(Work item):
Within the entries that follow, show each line where the word "information" occurs.

────────────────────────────────────────

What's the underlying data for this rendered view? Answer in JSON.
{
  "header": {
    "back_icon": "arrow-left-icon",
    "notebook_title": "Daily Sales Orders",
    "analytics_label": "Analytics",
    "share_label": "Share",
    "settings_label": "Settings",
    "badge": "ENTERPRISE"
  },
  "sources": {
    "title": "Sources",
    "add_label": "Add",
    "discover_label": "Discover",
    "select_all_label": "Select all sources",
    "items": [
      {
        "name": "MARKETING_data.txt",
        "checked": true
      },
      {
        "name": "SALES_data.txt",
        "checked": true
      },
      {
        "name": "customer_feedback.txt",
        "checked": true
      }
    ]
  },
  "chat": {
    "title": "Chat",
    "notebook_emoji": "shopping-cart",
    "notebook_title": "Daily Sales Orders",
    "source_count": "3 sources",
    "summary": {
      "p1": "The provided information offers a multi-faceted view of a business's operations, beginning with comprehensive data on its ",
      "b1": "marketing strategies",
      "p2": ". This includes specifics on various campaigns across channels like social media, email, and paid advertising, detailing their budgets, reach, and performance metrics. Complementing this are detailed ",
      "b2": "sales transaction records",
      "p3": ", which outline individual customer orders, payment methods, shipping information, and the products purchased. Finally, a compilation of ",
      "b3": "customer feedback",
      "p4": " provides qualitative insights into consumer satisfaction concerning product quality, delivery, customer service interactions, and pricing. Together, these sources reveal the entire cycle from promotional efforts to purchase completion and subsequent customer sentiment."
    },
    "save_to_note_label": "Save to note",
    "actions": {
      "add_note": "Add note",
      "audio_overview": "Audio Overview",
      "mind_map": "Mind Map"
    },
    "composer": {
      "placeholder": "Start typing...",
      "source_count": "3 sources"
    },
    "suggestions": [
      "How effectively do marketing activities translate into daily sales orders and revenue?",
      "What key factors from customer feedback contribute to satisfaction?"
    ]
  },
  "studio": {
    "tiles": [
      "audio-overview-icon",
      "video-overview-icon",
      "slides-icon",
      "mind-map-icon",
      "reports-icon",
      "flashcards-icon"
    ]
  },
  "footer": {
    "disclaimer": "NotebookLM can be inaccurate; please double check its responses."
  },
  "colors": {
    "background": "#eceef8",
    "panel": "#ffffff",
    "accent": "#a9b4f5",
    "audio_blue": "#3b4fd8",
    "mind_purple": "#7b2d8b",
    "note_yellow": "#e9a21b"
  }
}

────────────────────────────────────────

(Answer for the task):
      "p1": "The provided information offers a multi-faceted view of a business's operations, beginning with comprehensive data on its ",
      "p3": ", which outline individual customer orders, payment methods, shipping information, and the products purchased. Finally, a compilation of ",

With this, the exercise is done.